Excerpts from an interface dataset:
Segment Open
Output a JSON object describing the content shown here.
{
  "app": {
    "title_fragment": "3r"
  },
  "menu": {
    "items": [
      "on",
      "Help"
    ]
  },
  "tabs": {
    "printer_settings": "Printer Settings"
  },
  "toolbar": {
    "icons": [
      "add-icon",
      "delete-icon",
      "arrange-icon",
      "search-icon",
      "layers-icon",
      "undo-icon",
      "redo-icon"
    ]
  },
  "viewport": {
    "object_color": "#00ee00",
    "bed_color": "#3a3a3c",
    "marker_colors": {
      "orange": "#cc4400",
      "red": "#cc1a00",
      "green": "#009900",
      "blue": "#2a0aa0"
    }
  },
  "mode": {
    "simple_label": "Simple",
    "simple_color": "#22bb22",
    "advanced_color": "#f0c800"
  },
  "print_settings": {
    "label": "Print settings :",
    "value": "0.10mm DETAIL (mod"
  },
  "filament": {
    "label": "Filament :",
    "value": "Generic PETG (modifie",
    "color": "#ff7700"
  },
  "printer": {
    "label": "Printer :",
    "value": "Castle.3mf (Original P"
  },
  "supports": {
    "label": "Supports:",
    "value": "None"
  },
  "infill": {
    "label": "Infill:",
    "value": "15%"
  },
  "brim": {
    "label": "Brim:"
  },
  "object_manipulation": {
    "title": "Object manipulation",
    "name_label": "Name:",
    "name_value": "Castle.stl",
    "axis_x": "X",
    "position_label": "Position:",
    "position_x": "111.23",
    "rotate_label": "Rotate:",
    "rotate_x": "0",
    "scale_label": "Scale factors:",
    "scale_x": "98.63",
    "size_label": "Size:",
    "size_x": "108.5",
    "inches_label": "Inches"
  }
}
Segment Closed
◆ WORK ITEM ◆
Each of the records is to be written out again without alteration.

◆ WRITTEN SOLUTION ◆
Output a JSON object describing the content shown here.
{
  "app": {
    "title_fragment": "3r"
  },
  "menu": {
    "items": [
      "on",
      "Help"
    ]
  },
  "tabs": {
    "printer_settings": "Printer Settings"
  },
  "toolbar": {
    "icons": [
      "add-icon",
      "delete-icon",
      "arrange-icon",
      "search-icon",
      "layers-icon",
      "undo-icon",
      "redo-icon"
    ]
  },
  "viewport": {
    "object_color": "#00ee00",
    "bed_color": "#3a3a3c",
    "marker_colors": {
      "orange": "#cc4400",
      "red": "#cc1a00",
      "green": "#009900",
      "blue": "#2a0aa0"
    }
  },
  "mode": {
    "simple_label": "Simple",
    "simple_color": "#22bb22",
    "advanced_color": "#f0c800"
  },
  "print_settings": {
    "label": "Print settings :",
    "value": "0.10mm DETAIL (mod"
  },
  "filament": {
    "label": "Filament :",
    "value": "Generic PETG (modifie",
    "color": "#ff7700"
  },
  "printer": {
    "label": "Printer :",
    "value": "Castle.3mf (Original P"
  },
  "supports": {
    "label": "Supports:",
    "value": "None"
  },
  "infill": {
    "label": "Infill:",
    "value": "15%"
  },
  "brim": {
    "label": "Brim:"
  },
  "object_manipulation": {
    "title": "Object manipulation",
    "name_label": "Name:",
    "name_value": "Castle.stl",
    "axis_x": "X",
    "position_label": "Position:",
    "position_x": "111.23",
    "rotate_label": "Rotate:",
    "rotate_x": "0",
    "scale_label": "Scale factors:",
    "scale_x": "98.63",
    "size_label": "Size:",
    "size_x": "108.5",
    "inches_label": "Inches"
  }
}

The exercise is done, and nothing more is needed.